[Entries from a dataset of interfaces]
-=-=-=-=-
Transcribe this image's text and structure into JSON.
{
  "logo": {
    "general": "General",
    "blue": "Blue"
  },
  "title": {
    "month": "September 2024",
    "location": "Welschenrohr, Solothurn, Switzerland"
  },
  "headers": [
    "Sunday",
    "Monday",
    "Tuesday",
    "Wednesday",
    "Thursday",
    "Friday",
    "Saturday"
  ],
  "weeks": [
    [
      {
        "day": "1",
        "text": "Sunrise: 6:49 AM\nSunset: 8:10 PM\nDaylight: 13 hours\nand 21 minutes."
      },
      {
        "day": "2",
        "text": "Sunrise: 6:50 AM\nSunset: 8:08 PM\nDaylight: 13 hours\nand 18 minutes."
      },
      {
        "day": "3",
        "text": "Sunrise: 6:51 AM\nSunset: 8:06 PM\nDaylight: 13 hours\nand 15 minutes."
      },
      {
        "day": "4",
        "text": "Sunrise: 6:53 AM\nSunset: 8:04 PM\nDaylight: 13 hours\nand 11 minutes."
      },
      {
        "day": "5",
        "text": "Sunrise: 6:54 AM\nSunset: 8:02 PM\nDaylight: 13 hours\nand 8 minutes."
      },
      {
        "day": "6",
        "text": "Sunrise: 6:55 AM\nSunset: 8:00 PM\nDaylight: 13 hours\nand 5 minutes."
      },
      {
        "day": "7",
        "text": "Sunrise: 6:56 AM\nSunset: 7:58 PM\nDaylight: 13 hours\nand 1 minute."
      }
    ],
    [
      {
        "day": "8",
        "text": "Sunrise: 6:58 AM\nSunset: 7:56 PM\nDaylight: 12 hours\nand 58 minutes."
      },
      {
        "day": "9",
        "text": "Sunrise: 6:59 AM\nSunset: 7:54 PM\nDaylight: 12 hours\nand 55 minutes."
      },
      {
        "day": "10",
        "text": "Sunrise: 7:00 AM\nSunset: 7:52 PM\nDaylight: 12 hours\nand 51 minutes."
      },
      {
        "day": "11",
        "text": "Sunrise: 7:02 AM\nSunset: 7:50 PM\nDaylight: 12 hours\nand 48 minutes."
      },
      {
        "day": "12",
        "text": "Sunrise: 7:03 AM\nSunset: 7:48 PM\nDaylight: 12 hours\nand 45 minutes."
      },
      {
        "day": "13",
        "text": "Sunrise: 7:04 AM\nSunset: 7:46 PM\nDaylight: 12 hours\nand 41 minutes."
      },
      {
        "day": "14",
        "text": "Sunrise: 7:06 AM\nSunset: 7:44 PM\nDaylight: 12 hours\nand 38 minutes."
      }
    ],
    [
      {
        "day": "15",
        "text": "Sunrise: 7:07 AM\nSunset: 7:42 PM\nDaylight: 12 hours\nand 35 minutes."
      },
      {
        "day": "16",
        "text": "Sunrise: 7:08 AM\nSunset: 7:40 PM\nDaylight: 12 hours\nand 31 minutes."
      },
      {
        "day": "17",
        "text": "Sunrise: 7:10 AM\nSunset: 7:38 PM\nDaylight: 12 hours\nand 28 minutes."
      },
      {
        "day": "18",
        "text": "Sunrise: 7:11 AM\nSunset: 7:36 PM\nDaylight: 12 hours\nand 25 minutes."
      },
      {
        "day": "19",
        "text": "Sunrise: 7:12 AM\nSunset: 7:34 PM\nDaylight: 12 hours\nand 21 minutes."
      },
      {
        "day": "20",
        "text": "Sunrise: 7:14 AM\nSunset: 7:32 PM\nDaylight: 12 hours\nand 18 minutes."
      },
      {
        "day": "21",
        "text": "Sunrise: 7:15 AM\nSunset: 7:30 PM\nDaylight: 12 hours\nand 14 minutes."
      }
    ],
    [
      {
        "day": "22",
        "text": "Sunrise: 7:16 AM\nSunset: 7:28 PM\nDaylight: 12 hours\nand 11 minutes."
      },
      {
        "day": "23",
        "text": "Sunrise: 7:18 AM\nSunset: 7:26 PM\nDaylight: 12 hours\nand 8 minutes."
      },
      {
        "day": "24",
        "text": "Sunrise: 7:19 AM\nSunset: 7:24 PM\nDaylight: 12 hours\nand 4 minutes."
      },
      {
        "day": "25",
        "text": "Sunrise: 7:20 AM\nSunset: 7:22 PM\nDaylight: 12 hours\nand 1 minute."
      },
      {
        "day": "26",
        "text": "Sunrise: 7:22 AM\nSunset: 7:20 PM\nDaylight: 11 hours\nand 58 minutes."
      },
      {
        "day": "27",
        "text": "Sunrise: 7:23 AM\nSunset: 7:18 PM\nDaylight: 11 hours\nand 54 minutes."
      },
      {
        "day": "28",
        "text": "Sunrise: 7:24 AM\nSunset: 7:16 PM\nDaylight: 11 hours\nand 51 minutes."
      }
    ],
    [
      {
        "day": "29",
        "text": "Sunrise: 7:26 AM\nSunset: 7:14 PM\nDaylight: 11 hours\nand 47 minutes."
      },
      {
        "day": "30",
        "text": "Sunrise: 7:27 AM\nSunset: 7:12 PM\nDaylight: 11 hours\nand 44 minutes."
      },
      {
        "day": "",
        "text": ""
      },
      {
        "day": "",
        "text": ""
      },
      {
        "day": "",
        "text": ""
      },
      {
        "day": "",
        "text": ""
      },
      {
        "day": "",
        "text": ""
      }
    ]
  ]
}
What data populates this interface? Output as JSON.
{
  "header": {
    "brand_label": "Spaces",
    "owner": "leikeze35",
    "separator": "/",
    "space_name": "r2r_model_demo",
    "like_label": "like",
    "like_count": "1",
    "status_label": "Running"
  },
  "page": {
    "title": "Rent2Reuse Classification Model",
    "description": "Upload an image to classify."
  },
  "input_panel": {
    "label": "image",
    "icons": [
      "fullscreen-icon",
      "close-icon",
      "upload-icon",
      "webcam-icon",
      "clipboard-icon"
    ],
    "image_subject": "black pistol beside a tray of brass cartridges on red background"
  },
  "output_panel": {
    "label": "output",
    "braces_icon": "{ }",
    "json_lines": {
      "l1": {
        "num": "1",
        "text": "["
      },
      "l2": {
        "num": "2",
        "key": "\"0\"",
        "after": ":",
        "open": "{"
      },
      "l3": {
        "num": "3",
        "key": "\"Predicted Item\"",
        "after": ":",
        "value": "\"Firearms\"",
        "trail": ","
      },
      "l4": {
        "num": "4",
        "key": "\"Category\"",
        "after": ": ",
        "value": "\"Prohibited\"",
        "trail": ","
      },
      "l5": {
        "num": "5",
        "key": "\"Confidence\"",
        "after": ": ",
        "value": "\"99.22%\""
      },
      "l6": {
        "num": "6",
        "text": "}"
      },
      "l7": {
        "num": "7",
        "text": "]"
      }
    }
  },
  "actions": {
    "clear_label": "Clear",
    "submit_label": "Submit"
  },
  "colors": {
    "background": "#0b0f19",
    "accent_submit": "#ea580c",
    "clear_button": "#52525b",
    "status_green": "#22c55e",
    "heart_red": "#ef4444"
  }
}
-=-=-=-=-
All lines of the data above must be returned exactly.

Transcribe this image's text and structure into JSON.
{
  "logo": {
    "general": "General",
    "blue": "Blue"
  },
  "title": {
    "month": "September 2024",
    "location": "Welschenrohr, Solothurn, Switzerland"
  },
  "headers": [
    "Sunday",
    "Monday",
    "Tuesday",
    "Wednesday",
    "Thursday",
    "Friday",
    "Saturday"
  ],
  "weeks": [
    [
      {
        "day": "1",
        "text": "Sunrise: 6:49 AM\nSunset: 8:10 PM\nDaylight: 13 hours\nand 21 minutes."
      },
      {
        "day": "2",
        "text": "Sunrise: 6:50 AM\nSunset: 8:08 PM\nDaylight: 13 hours\nand 18 minutes."
      },
      {
        "day": "3",
        "text": "Sunrise: 6:51 AM\nSunset: 8:06 PM\nDaylight: 13 hours\nand 15 minutes."
      },
      {
        "day": "4",
        "text": "Sunrise: 6:53 AM\nSunset: 8:04 PM\nDaylight: 13 hours\nand 11 minutes."
      },
      {
        "day": "5",
        "text": "Sunrise: 6:54 AM\nSunset: 8:02 PM\nDaylight: 13 hours\nand 8 minutes."
      },
      {
        "day": "6",
        "text": "Sunrise: 6:55 AM\nSunset: 8:00 PM\nDaylight: 13 hours\nand 5 minutes."
      },
      {
        "day": "7",
        "text": "Sunrise: 6:56 AM\nSunset: 7:58 PM\nDaylight: 13 hours\nand 1 minute."
      }
    ],
    [
      {
        "day": "8",
        "text": "Sunrise: 6:58 AM\nSunset: 7:56 PM\nDaylight: 12 hours\nand 58 minutes."
      },
      {
        "day": "9",
        "text": "Sunrise: 6:59 AM\nSunset: 7:54 PM\nDaylight: 12 hours\nand 55 minutes."
      },
      {
        "day": "10",
        "text": "Sunrise: 7:00 AM\nSunset: 7:52 PM\nDaylight: 12 hours\nand 51 minutes."
      },
      {
        "day": "11",
        "text": "Sunrise: 7:02 AM\nSunset: 7:50 PM\nDaylight: 12 hours\nand 48 minutes."
      },
      {
        "day": "12",
        "text": "Sunrise: 7:03 AM\nSunset: 7:48 PM\nDaylight: 12 hours\nand 45 minutes."
      },
      {
        "day": "13",
        "text": "Sunrise: 7:04 AM\nSunset: 7:46 PM\nDaylight: 12 hours\nand 41 minutes."
      },
      {
        "day": "14",
        "text": "Sunrise: 7:06 AM\nSunset: 7:44 PM\nDaylight: 12 hours\nand 38 minutes."
      }
    ],
    [
      {
        "day": "15",
        "text": "Sunrise: 7:07 AM\nSunset: 7:42 PM\nDaylight: 12 hours\nand 35 minutes."
      },
      {
        "day": "16",
        "text": "Sunrise: 7:08 AM\nSunset: 7:40 PM\nDaylight: 12 hours\nand 31 minutes."
      },
      {
        "day": "17",
        "text": "Sunrise: 7:10 AM\nSunset: 7:38 PM\nDaylight: 12 hours\nand 28 minutes."
      },
      {
        "day": "18",
        "text": "Sunrise: 7:11 AM\nSunset: 7:36 PM\nDaylight: 12 hours\nand 25 minutes."
      },
      {
        "day": "19",
        "text": "Sunrise: 7:12 AM\nSunset: 7:34 PM\nDaylight: 12 hours\nand 21 minutes."
      },
      {
        "day": "20",
        "text": "Sunrise: 7:14 AM\nSunset: 7:32 PM\nDaylight: 12 hours\nand 18 minutes."
      },
      {
        "day": "21",
        "text": "Sunrise: 7:15 AM\nSunset: 7:30 PM\nDaylight: 12 hours\nand 14 minutes."
      }
    ],
    [
      {
        "day": "22",
        "text": "Sunrise: 7:16 AM\nSunset: 7:28 PM\nDaylight: 12 hours\nand 11 minutes."
      },
      {
        "day": "23",
        "text": "Sunrise: 7:18 AM\nSunset: 7:26 PM\nDaylight: 12 hours\nand 8 minutes."
      },
      {
        "day": "24",
        "text": "Sunrise: 7:19 AM\nSunset: 7:24 PM\nDaylight: 12 hours\nand 4 minutes."
      },
      {
        "day": "25",
        "text": "Sunrise: 7:20 AM\nSunset: 7:22 PM\nDaylight: 12 hours\nand 1 minute."
      },
      {
        "day": "26",
        "text": "Sunrise: 7:22 AM\nSunset: 7:20 PM\nDaylight: 11 hours\nand 58 minutes."
      },
      {
        "day": "27",
        "text": "Sunrise: 7:23 AM\nSunset: 7:18 PM\nDaylight: 11 hours\nand 54 minutes."
      },
      {
        "day": "28",
        "text": "Sunrise: 7:24 AM\nSunset: 7:16 PM\nDaylight: 11 hours\nand 51 minutes."
      }
    ],
    [
      {
        "day": "29",
        "text": "Sunrise: 7:26 AM\nSunset: 7:14 PM\nDaylight: 11 hours\nand 47 minutes."
      },
      {
        "day": "30",
        "text": "Sunrise: 7:27 AM\nSunset: 7:12 PM\nDaylight: 11 hours\nand 44 minutes."
      },
      {
        "day": "",
        "text": ""
      },
      {
        "day": "",
        "text": ""
      },
      {
        "day": "",
        "text": ""
      },
      {
        "day": "",
        "text": ""
      },
      {
        "day": "",
        "text": ""
      }
    ]
  ]
}
What data populates this interface? Output as JSON.
{
  "header": {
    "brand_label": "Spaces",
    "owner": "leikeze35",
    "separator": "/",
    "space_name": "r2r_model_demo",
    "like_label": "like",
    "like_count": "1",
    "status_label": "Running"
  },
  "page": {
    "title": "Rent2Reuse Classification Model",
    "description": "Upload an image to classify."
  },
  "input_panel": {
    "label": "image",
    "icons": [
      "fullscreen-icon",
      "close-icon",
      "upload-icon",
      "webcam-icon",
      "clipboard-icon"
    ],
    "image_subject": "black pistol beside a tray of brass cartridges on red background"
  },
  "output_panel": {
    "label": "output",
    "braces_icon": "{ }",
    "json_lines": {
      "l1": {
        "num": "1",
        "text": "["
      },
      "l2": {
        "num": "2",
        "key": "\"0\"",
        "after": ":",
        "open": "{"
      },
      "l3": {
        "num": "3",
        "key": "\"Predicted Item\"",
        "after": ":",
        "value": "\"Firearms\"",
        "trail": ","
      },
      "l4": {
        "num": "4",
        "key": "\"Category\"",
        "after": ": ",
        "value": "\"Prohibited\"",
        "trail": ","
      },
      "l5": {
        "num": "5",
        "key": "\"Confidence\"",
        "after": ": ",
        "value": "\"99.22%\""
      },
      "l6": {
        "num": "6",
        "text": "}"
      },
      "l7": {
        "num": "7",
        "text": "]"
      }
    }
  },
  "actions": {
    "clear_label": "Clear",
    "submit_label": "Submit"
  },
  "colors": {
    "background": "#0b0f19",
    "accent_submit": "#ea580c",
    "clear_button": "#52525b",
    "status_green": "#22c55e",
    "heart_red": "#ef4444"
  }
}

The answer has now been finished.